Client: People’s Business Airport.
Brief: Make a new brand Identity for “People’s”, a brand that will extend to an airport, a in-flight magazine and airplane decoration.
Status: In Progress.
The History of People’s
In the second half of the 1980‚Äôs Rheintalflug Seewald GmbH approached Airport St. Gallen-Altenrhein about setting up daily scheduled flights to Vienna. The concession for these flights was granted by the federal authority in 1988. The expansion of the aircraft maintenance area, as well as the scheduled flight operations required an extensive upgrading of the airport infrastructure. In the years from 1988 to 1990, new hangars and an airport terminal building were built, and an instrument landing system installed. Considerable sums were also invested in safety and security equipment such as, fire fighting vehicles, a weather station, a Skiddometer, X-ray machines for hold baggage and cabin baggage checks and a walk through metal detector for passenger checks. In the spring of 1991, the instrument landing system, in conjunction with the inaugural flight of Rheintalflug Seewald GmbH to Vienna, was put into operation. 2005 saw the installation of Lead-In Lights, a significant improvement by poor visibility.

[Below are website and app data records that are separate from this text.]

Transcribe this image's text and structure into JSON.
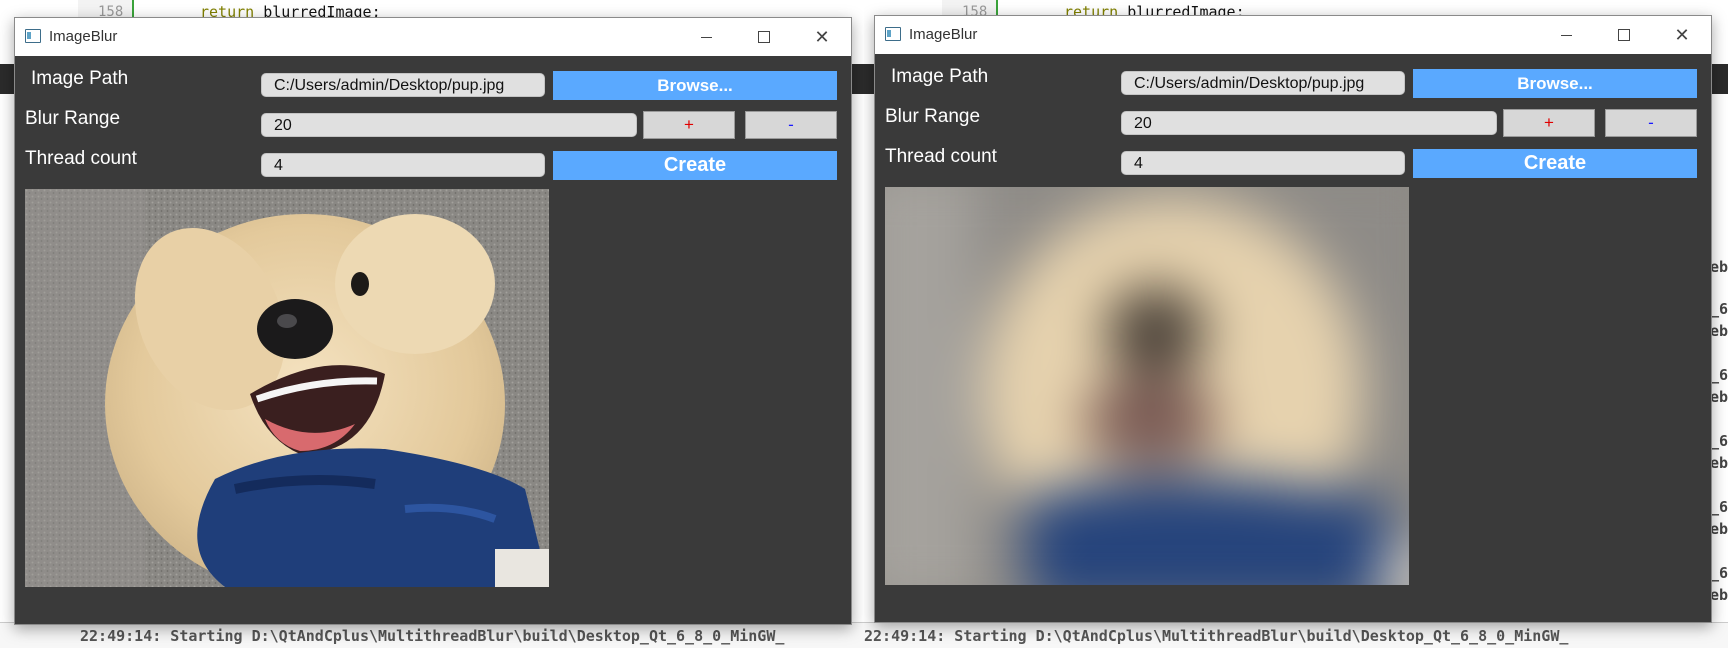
{
  "background_ide": {
    "line_number": "158",
    "code_keyword": "return",
    "code_rest": " blurredImage;",
    "bottom_log": "22:49:14: Starting D:\\QtAndCplus\\MultithreadBlur\\build\\Desktop_Qt_6_8_0_MinGW_",
    "right_fragments": [
      "eb",
      "_6",
      "eb",
      "_6",
      "eb",
      "_6",
      "eb",
      "_6",
      "eb",
      "_6",
      "eb"
    ]
  },
  "windows": [
    {
      "title": "ImageBlur",
      "image_path_label": "Image Path",
      "image_path_value": "C:/Users/admin/Desktop/pup.jpg",
      "browse_label": "Browse...",
      "blur_range_label": "Blur Range",
      "blur_range_value": "20",
      "plus_label": "+",
      "minus_label": "-",
      "thread_count_label": "Thread count",
      "thread_count_value": "4",
      "create_label": "Create",
      "image_state": "original"
    },
    {
      "title": "ImageBlur",
      "image_path_label": "Image Path",
      "image_path_value": "C:/Users/admin/Desktop/pup.jpg",
      "browse_label": "Browse...",
      "blur_range_label": "Blur Range",
      "blur_range_value": "20",
      "plus_label": "+",
      "minus_label": "-",
      "thread_count_label": "Thread count",
      "thread_count_value": "4",
      "create_label": "Create",
      "image_state": "blurred"
    }
  ],
  "colors": {
    "accent_button": "#5aa9ff",
    "window_background": "#3a3a3a",
    "plus_color": "#e00000",
    "minus_color": "#1a1aff"
  },
  "icons": [
    "app-icon",
    "minimize-icon",
    "maximize-icon",
    "close-icon"
  ]
}
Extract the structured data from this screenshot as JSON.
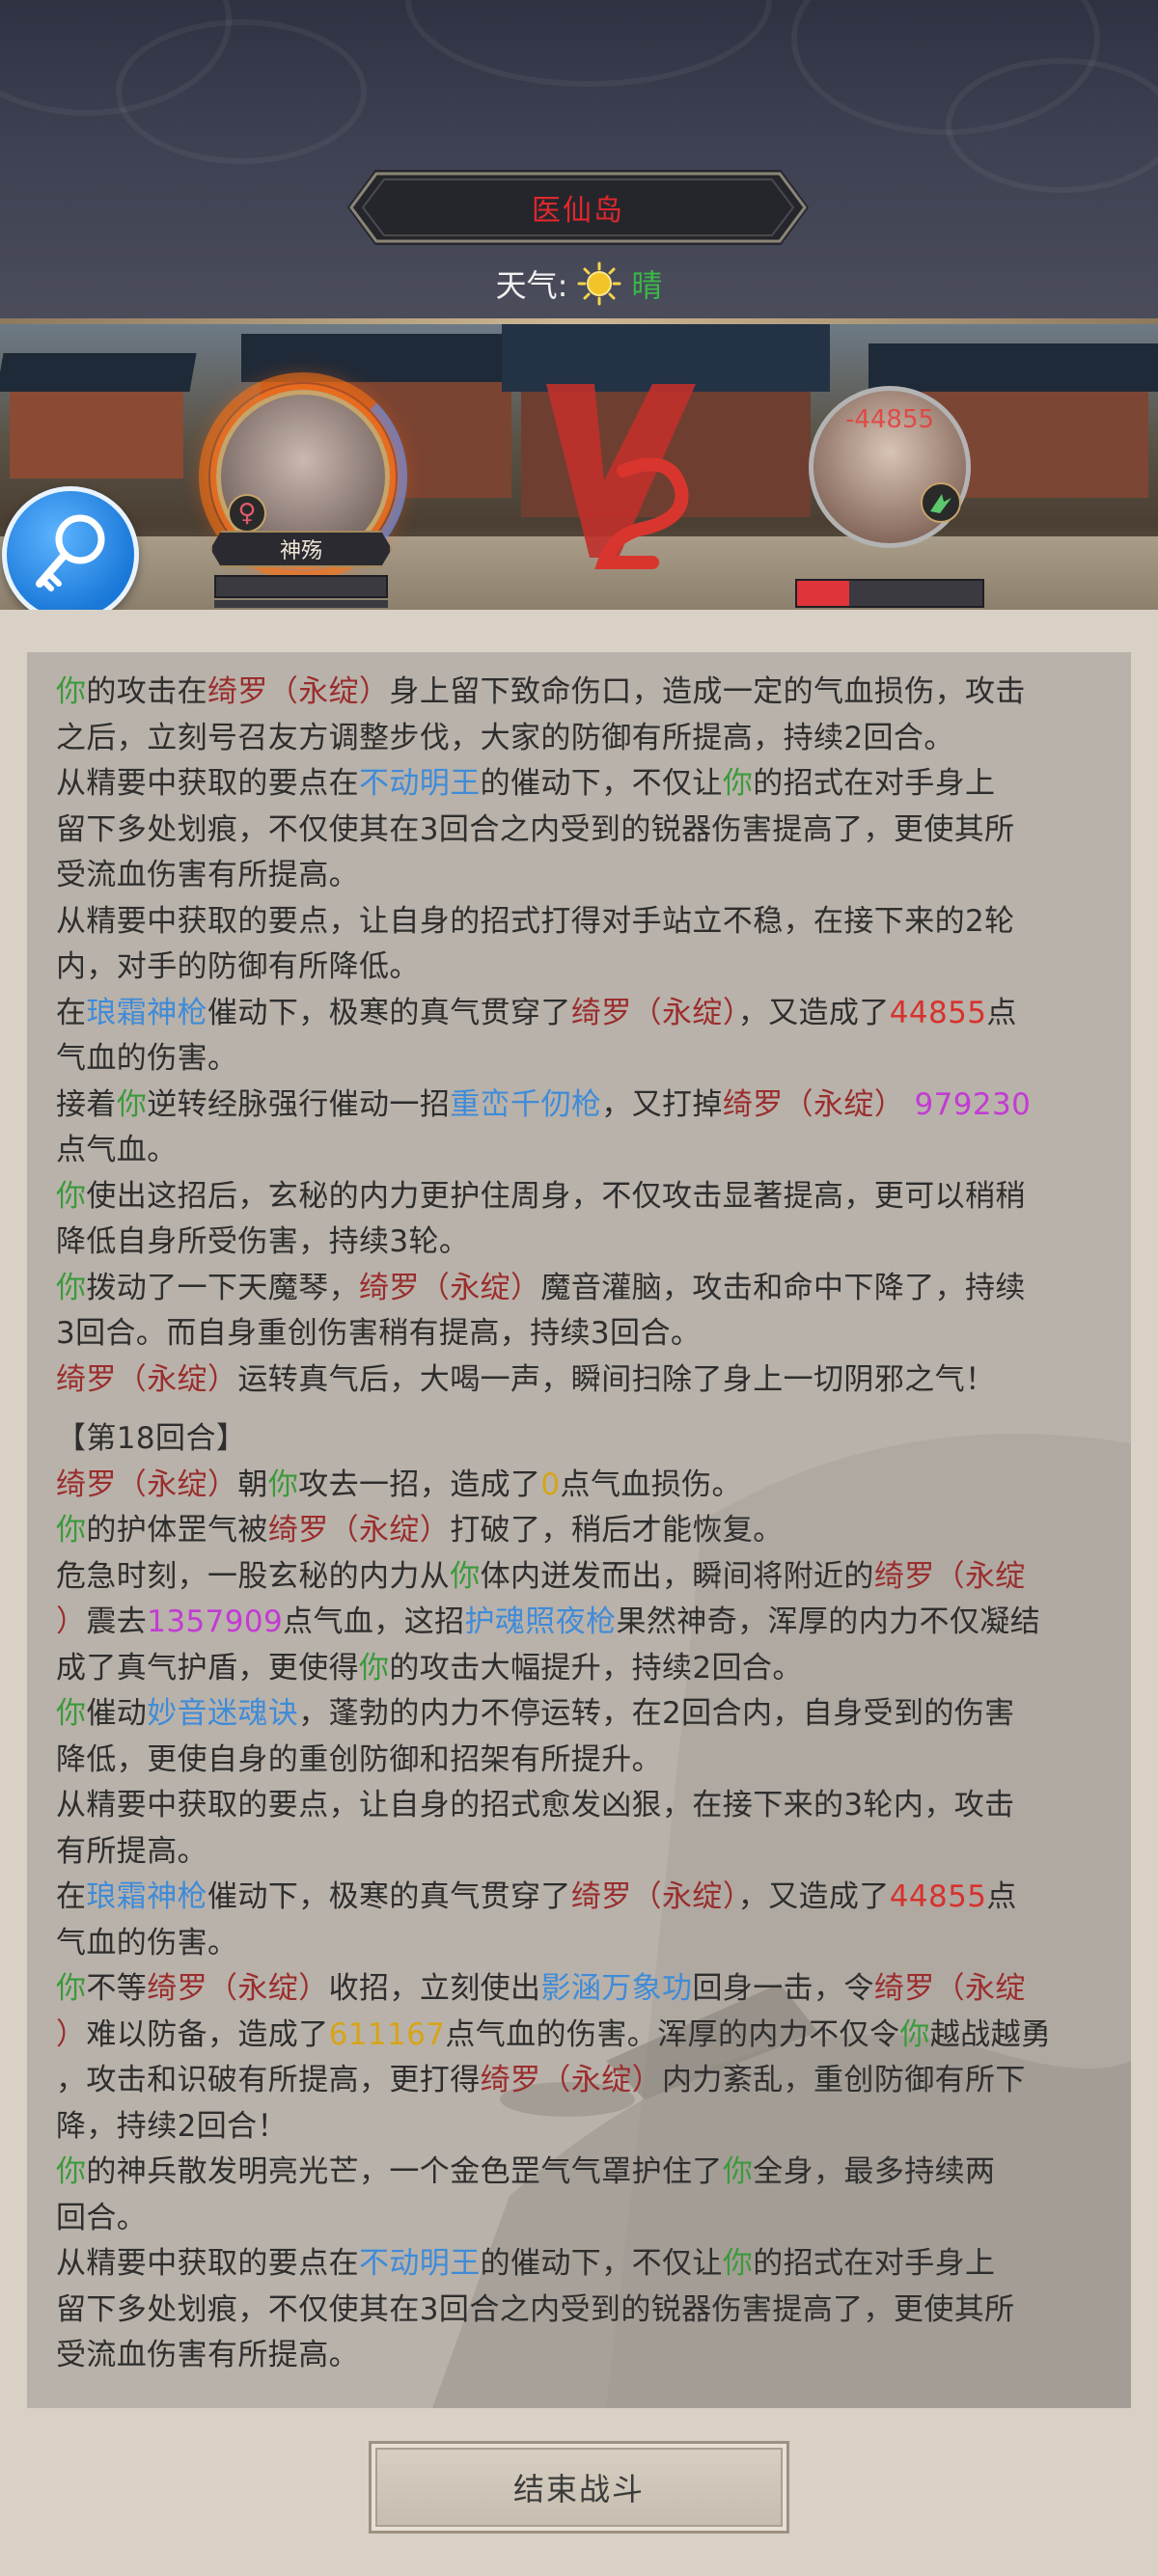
{
  "header": {
    "location": "医仙岛",
    "weather_label": "天气:",
    "weather_value": "晴",
    "weather_icon": "sun-icon"
  },
  "battle": {
    "player": {
      "name": "神殇",
      "gender_icon": "female-icon",
      "hp_fraction": 0
    },
    "enemy": {
      "floating_damage": "-44855",
      "hp_fraction": 0.28
    },
    "vs_label": "VS",
    "search_icon": "magnifier-key-icon"
  },
  "log": {
    "lines": [
      [
        {
          "t": "你",
          "c": "you"
        },
        {
          "t": "的攻击在",
          "c": "dark"
        },
        {
          "t": "绮罗（永绽）",
          "c": "foe"
        },
        {
          "t": "身上留下致命伤口，造成一定的气血损伤，攻击",
          "c": "dark"
        }
      ],
      [
        {
          "t": "之后，立刻号召友方调整步伐，大家的防御有所提高，持续2回合。",
          "c": "dark"
        }
      ],
      [
        {
          "t": "从精要中获取的要点在",
          "c": "dark"
        },
        {
          "t": "不动明王",
          "c": "skill"
        },
        {
          "t": "的催动下，不仅让",
          "c": "dark"
        },
        {
          "t": "你",
          "c": "you"
        },
        {
          "t": "的招式在对手身上",
          "c": "dark"
        }
      ],
      [
        {
          "t": "留下多处划痕，不仅使其在3回合之内受到的锐器伤害提高了，更使其所",
          "c": "dark"
        }
      ],
      [
        {
          "t": "受流血伤害有所提高。",
          "c": "dark"
        }
      ],
      [
        {
          "t": "从精要中获取的要点，让自身的招式打得对手站立不稳，在接下来的2轮",
          "c": "dark"
        }
      ],
      [
        {
          "t": "内，对手的防御有所降低。",
          "c": "dark"
        }
      ],
      [
        {
          "t": "在",
          "c": "dark"
        },
        {
          "t": "琅霜神枪",
          "c": "skill"
        },
        {
          "t": "催动下，极寒的真气贯穿了",
          "c": "dark"
        },
        {
          "t": "绮罗（永绽）",
          "c": "foe"
        },
        {
          "t": "，又造成了",
          "c": "dark"
        },
        {
          "t": "44855",
          "c": "dmg"
        },
        {
          "t": "点",
          "c": "dark"
        }
      ],
      [
        {
          "t": "气血的伤害。",
          "c": "dark"
        }
      ],
      [
        {
          "t": "接着",
          "c": "dark"
        },
        {
          "t": "你",
          "c": "you"
        },
        {
          "t": "逆转经脉强行催动一招",
          "c": "dark"
        },
        {
          "t": "重峦千仞枪",
          "c": "skill"
        },
        {
          "t": "，又打掉",
          "c": "dark"
        },
        {
          "t": "绮罗（永绽）",
          "c": "foe"
        },
        {
          "t": " 979230",
          "c": "mag"
        }
      ],
      [
        {
          "t": "点气血。",
          "c": "dark"
        }
      ],
      [
        {
          "t": "你",
          "c": "you"
        },
        {
          "t": "使出这招后，玄秘的内力更护住周身，不仅攻击显著提高，更可以稍稍",
          "c": "dark"
        }
      ],
      [
        {
          "t": "降低自身所受伤害，持续3轮。",
          "c": "dark"
        }
      ],
      [
        {
          "t": "你",
          "c": "you"
        },
        {
          "t": "拨动了一下天魔琴，",
          "c": "dark"
        },
        {
          "t": "绮罗（永绽）",
          "c": "foe"
        },
        {
          "t": "魔音灌脑，攻击和命中下降了，持续",
          "c": "dark"
        }
      ],
      [
        {
          "t": "3回合。而自身重创伤害稍有提高，持续3回合。",
          "c": "dark"
        }
      ],
      [
        {
          "t": "绮罗（永绽）",
          "c": "foe"
        },
        {
          "t": "运转真气后，大喝一声，瞬间扫除了身上一切阴邪之气！",
          "c": "dark"
        }
      ],
      "gap",
      [
        {
          "t": "【第18回合】",
          "c": "dark"
        }
      ],
      [
        {
          "t": "绮罗（永绽）",
          "c": "foe"
        },
        {
          "t": "朝",
          "c": "dark"
        },
        {
          "t": "你",
          "c": "you"
        },
        {
          "t": "攻去一招，造成了",
          "c": "dark"
        },
        {
          "t": "0",
          "c": "gold"
        },
        {
          "t": "点气血损伤。",
          "c": "dark"
        }
      ],
      [
        {
          "t": "你",
          "c": "you"
        },
        {
          "t": "的护体罡气被",
          "c": "dark"
        },
        {
          "t": "绮罗（永绽）",
          "c": "foe"
        },
        {
          "t": "打破了，稍后才能恢复。",
          "c": "dark"
        }
      ],
      [
        {
          "t": "危急时刻，一股玄秘的内力从",
          "c": "dark"
        },
        {
          "t": "你",
          "c": "you"
        },
        {
          "t": "体内迸发而出，瞬间将附近的",
          "c": "dark"
        },
        {
          "t": "绮罗（永绽",
          "c": "foe"
        }
      ],
      [
        {
          "t": "）",
          "c": "foe"
        },
        {
          "t": "震去",
          "c": "dark"
        },
        {
          "t": "1357909",
          "c": "mag"
        },
        {
          "t": "点气血，这招",
          "c": "dark"
        },
        {
          "t": "护魂照夜枪",
          "c": "skill"
        },
        {
          "t": "果然神奇，浑厚的内力不仅凝结",
          "c": "dark"
        }
      ],
      [
        {
          "t": "成了真气护盾，更使得",
          "c": "dark"
        },
        {
          "t": "你",
          "c": "you"
        },
        {
          "t": "的攻击大幅提升，持续2回合。",
          "c": "dark"
        }
      ],
      [
        {
          "t": "你",
          "c": "you"
        },
        {
          "t": "催动",
          "c": "dark"
        },
        {
          "t": "妙音迷魂诀",
          "c": "skill"
        },
        {
          "t": "，蓬勃的内力不停运转，在2回合内，自身受到的伤害",
          "c": "dark"
        }
      ],
      [
        {
          "t": "降低，更使自身的重创防御和招架有所提升。",
          "c": "dark"
        }
      ],
      [
        {
          "t": "从精要中获取的要点，让自身的招式愈发凶狠，在接下来的3轮内，攻击",
          "c": "dark"
        }
      ],
      [
        {
          "t": "有所提高。",
          "c": "dark"
        }
      ],
      [
        {
          "t": "在",
          "c": "dark"
        },
        {
          "t": "琅霜神枪",
          "c": "skill"
        },
        {
          "t": "催动下，极寒的真气贯穿了",
          "c": "dark"
        },
        {
          "t": "绮罗（永绽）",
          "c": "foe"
        },
        {
          "t": "，又造成了",
          "c": "dark"
        },
        {
          "t": "44855",
          "c": "dmg"
        },
        {
          "t": "点",
          "c": "dark"
        }
      ],
      [
        {
          "t": "气血的伤害。",
          "c": "dark"
        }
      ],
      [
        {
          "t": "你",
          "c": "you"
        },
        {
          "t": "不等",
          "c": "dark"
        },
        {
          "t": "绮罗（永绽）",
          "c": "foe"
        },
        {
          "t": "收招，立刻使出",
          "c": "dark"
        },
        {
          "t": "影涵万象功",
          "c": "skill"
        },
        {
          "t": "回身一击，令",
          "c": "dark"
        },
        {
          "t": "绮罗（永绽",
          "c": "foe"
        }
      ],
      [
        {
          "t": "）",
          "c": "foe"
        },
        {
          "t": "难以防备，造成了",
          "c": "dark"
        },
        {
          "t": "611167",
          "c": "gold"
        },
        {
          "t": "点气血的伤害。浑厚的内力不仅令",
          "c": "dark"
        },
        {
          "t": "你",
          "c": "you"
        },
        {
          "t": "越战越勇",
          "c": "dark"
        }
      ],
      [
        {
          "t": "，攻击和识破有所提高，更打得",
          "c": "dark"
        },
        {
          "t": "绮罗（永绽）",
          "c": "foe"
        },
        {
          "t": "内力紊乱，重创防御有所下",
          "c": "dark"
        }
      ],
      [
        {
          "t": "降，持续2回合！",
          "c": "dark"
        }
      ],
      [
        {
          "t": "你",
          "c": "you"
        },
        {
          "t": "的神兵散发明亮光芒，一个金色罡气气罩护住了",
          "c": "dark"
        },
        {
          "t": "你",
          "c": "you"
        },
        {
          "t": "全身，最多持续两",
          "c": "dark"
        }
      ],
      [
        {
          "t": "回合。",
          "c": "dark"
        }
      ],
      [
        {
          "t": "从精要中获取的要点在",
          "c": "dark"
        },
        {
          "t": "不动明王",
          "c": "skill"
        },
        {
          "t": "的催动下，不仅让",
          "c": "dark"
        },
        {
          "t": "你",
          "c": "you"
        },
        {
          "t": "的招式在对手身上",
          "c": "dark"
        }
      ],
      [
        {
          "t": "留下多处划痕，不仅使其在3回合之内受到的锐器伤害提高了，更使其所",
          "c": "dark"
        }
      ],
      [
        {
          "t": "受流血伤害有所提高。",
          "c": "dark"
        }
      ]
    ]
  },
  "footer": {
    "end_battle_label": "结束战斗"
  },
  "colors": {
    "you": "#3b9a3b",
    "foe": "#9a2d2d",
    "skill": "#3f8bd8",
    "damage": "#d6322d",
    "magenta": "#c23bd4",
    "gold": "#d6a418",
    "location": "#e0282d"
  }
}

Airport St. Gallen-Altenrhein’s origins go back to the year 1926, when Professor Claude Dornier, took the decision to build his famous “Flying Boat” DO-X in Altenrhein. In 1927, the original 600 meter long grass runway was constructed. It was used for regularly scheduled flights to Basel, D√ºbendorf, Innsbruck and Munich until the outbreak of World War II. In the euphoria surrounding the rapidly developing realm of aviation, Altenrhein was seen as a major European aerodrome for aeroplanes, float planes and flying boats. As a result of being granted a federal contract for the development of fighter aircraft, a 1200m long and 30m wide hard surface runway was built by Flug- und Fahrzeugwerk Altenrhein (FFA) in 1954. This runway was then extended to today’s length of 1500m in 1979. This extension became necessary because FFA was awarded a further government contract to service Hunter fighter aircraft through to 1993. It was foreseeable that the construction and overhaul of military aircraft in Altenrhein would loose its importance. Therefore the focus was switched to the maintenance of civilian aircraft.